__Activity__: The response must consist of the records below, copied exactly.

__Dataset__:

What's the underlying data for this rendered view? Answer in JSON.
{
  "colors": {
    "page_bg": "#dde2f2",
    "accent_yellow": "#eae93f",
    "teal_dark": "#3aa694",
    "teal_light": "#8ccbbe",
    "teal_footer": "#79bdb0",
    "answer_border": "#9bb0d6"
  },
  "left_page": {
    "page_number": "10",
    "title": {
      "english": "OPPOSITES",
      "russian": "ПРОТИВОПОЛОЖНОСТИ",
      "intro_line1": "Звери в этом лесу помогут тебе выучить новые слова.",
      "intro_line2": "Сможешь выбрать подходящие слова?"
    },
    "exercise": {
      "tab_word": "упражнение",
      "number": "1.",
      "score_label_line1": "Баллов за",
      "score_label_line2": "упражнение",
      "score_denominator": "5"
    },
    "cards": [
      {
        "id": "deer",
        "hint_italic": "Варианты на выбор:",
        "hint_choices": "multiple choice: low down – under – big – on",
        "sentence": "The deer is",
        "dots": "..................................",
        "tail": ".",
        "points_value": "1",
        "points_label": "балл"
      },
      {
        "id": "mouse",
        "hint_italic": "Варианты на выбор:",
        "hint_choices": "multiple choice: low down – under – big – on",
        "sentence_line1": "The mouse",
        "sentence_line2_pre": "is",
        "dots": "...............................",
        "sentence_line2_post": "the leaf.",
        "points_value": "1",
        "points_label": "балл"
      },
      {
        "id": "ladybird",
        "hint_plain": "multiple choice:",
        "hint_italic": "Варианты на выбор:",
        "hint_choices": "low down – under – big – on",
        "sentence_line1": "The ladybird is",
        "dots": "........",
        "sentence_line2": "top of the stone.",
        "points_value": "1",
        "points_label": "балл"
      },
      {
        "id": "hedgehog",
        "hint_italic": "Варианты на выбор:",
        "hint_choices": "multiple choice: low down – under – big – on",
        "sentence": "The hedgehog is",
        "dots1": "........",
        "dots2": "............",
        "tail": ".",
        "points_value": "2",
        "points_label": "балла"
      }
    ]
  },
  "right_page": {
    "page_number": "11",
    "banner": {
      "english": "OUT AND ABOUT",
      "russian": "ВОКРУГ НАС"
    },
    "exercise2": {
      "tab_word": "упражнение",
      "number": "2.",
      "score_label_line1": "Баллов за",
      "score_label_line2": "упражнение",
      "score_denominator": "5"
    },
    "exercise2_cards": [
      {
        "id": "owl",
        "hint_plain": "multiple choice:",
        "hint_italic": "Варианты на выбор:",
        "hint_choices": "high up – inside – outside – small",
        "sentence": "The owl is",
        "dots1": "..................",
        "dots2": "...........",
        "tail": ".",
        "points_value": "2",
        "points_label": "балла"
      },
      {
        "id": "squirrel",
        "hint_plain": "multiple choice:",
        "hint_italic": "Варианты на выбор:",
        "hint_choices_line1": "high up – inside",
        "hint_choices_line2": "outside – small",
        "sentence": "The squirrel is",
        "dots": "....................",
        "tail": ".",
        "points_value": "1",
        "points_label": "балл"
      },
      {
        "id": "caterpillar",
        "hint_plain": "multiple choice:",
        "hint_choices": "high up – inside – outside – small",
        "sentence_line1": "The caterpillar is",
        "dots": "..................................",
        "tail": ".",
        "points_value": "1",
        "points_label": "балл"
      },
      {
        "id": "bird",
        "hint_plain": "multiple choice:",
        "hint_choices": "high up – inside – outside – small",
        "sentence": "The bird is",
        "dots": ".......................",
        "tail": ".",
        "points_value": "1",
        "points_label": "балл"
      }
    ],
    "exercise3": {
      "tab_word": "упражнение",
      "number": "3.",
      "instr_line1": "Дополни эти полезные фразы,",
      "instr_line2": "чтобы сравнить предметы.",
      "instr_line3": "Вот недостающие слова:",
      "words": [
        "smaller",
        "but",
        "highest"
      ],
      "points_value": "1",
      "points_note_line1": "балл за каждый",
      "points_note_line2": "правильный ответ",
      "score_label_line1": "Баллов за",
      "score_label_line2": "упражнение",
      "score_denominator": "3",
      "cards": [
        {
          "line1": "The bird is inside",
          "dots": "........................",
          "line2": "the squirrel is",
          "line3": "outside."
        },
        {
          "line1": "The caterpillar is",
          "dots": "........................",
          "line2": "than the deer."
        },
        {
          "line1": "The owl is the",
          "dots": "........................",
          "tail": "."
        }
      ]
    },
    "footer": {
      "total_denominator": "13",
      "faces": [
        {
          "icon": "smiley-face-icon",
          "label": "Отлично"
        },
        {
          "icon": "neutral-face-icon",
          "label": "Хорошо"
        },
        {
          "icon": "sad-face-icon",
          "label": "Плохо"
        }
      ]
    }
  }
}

__Exercise result__:
What's the underlying data for this rendered view? Answer in JSON.
{
  "colors": {
    "page_bg": "#dde2f2",
    "accent_yellow": "#eae93f",
    "teal_dark": "#3aa694",
    "teal_light": "#8ccbbe",
    "teal_footer": "#79bdb0",
    "answer_border": "#9bb0d6"
  },
  "left_page": {
    "page_number": "10",
    "title": {
      "english": "OPPOSITES",
      "russian": "ПРОТИВОПОЛОЖНОСТИ",
      "intro_line1": "Звери в этом лесу помогут тебе выучить новые слова.",
      "intro_line2": "Сможешь выбрать подходящие слова?"
    },
    "exercise": {
      "tab_word": "упражнение",
      "number": "1.",
      "score_label_line1": "Баллов за",
      "score_label_line2": "упражнение",
      "score_denominator": "5"
    },
    "cards": [
      {
        "id": "deer",
        "hint_italic": "Варианты на выбор:",
        "hint_choices": "multiple choice: low down – under – big – on",
        "sentence": "The deer is",
        "dots": "..................................",
        "tail": ".",
        "points_value": "1",
        "points_label": "балл"
      },
      {
        "id": "mouse",
        "hint_italic": "Варианты на выбор:",
        "hint_choices": "multiple choice: low down – under – big – on",
        "sentence_line1": "The mouse",
        "sentence_line2_pre": "is",
        "dots": "...............................",
        "sentence_line2_post": "the leaf.",
        "points_value": "1",
        "points_label": "балл"
      },
      {
        "id": "ladybird",
        "hint_plain": "multiple choice:",
        "hint_italic": "Варианты на выбор:",
        "hint_choices": "low down – under – big – on",
        "sentence_line1": "The ladybird is",
        "dots": "........",
        "sentence_line2": "top of the stone.",
        "points_value": "1",
        "points_label": "балл"
      },
      {
        "id": "hedgehog",
        "hint_italic": "Варианты на выбор:",
        "hint_choices": "multiple choice: low down – under – big – on",
        "sentence": "The hedgehog is",
        "dots1": "........",
        "dots2": "............",
        "tail": ".",
        "points_value": "2",
        "points_label": "балла"
      }
    ]
  },
  "right_page": {
    "page_number": "11",
    "banner": {
      "english": "OUT AND ABOUT",
      "russian": "ВОКРУГ НАС"
    },
    "exercise2": {
      "tab_word": "упражнение",
      "number": "2.",
      "score_label_line1": "Баллов за",
      "score_label_line2": "упражнение",
      "score_denominator": "5"
    },
    "exercise2_cards": [
      {
        "id": "owl",
        "hint_plain": "multiple choice:",
        "hint_italic": "Варианты на выбор:",
        "hint_choices": "high up – inside – outside – small",
        "sentence": "The owl is",
        "dots1": "..................",
        "dots2": "...........",
        "tail": ".",
        "points_value": "2",
        "points_label": "балла"
      },
      {
        "id": "squirrel",
        "hint_plain": "multiple choice:",
        "hint_italic": "Варианты на выбор:",
        "hint_choices_line1": "high up – inside",
        "hint_choices_line2": "outside – small",
        "sentence": "The squirrel is",
        "dots": "....................",
        "tail": ".",
        "points_value": "1",
        "points_label": "балл"
      },
      {
        "id": "caterpillar",
        "hint_plain": "multiple choice:",
        "hint_choices": "high up – inside – outside – small",
        "sentence_line1": "The caterpillar is",
        "dots": "..................................",
        "tail": ".",
        "points_value": "1",
        "points_label": "балл"
      },
      {
        "id": "bird",
        "hint_plain": "multiple choice:",
        "hint_choices": "high up – inside – outside – small",
        "sentence": "The bird is",
        "dots": ".......................",
        "tail": ".",
        "points_value": "1",
        "points_label": "балл"
      }
    ],
    "exercise3": {
      "tab_word": "упражнение",
      "number": "3.",
      "instr_line1": "Дополни эти полезные фразы,",
      "instr_line2": "чтобы сравнить предметы.",
      "instr_line3": "Вот недостающие слова:",
      "words": [
        "smaller",
        "but",
        "highest"
      ],
      "points_value": "1",
      "points_note_line1": "балл за каждый",
      "points_note_line2": "правильный ответ",
      "score_label_line1": "Баллов за",
      "score_label_line2": "упражнение",
      "score_denominator": "3",
      "cards": [
        {
          "line1": "The bird is inside",
          "dots": "........................",
          "line2": "the squirrel is",
          "line3": "outside."
        },
        {
          "line1": "The caterpillar is",
          "dots": "........................",
          "line2": "than the deer."
        },
        {
          "line1": "The owl is the",
          "dots": "........................",
          "tail": "."
        }
      ]
    },
    "footer": {
      "total_denominator": "13",
      "faces": [
        {
          "icon": "smiley-face-icon",
          "label": "Отлично"
        },
        {
          "icon": "neutral-face-icon",
          "label": "Хорошо"
        },
        {
          "icon": "sad-face-icon",
          "label": "Плохо"
        }
      ]
    }
  }
}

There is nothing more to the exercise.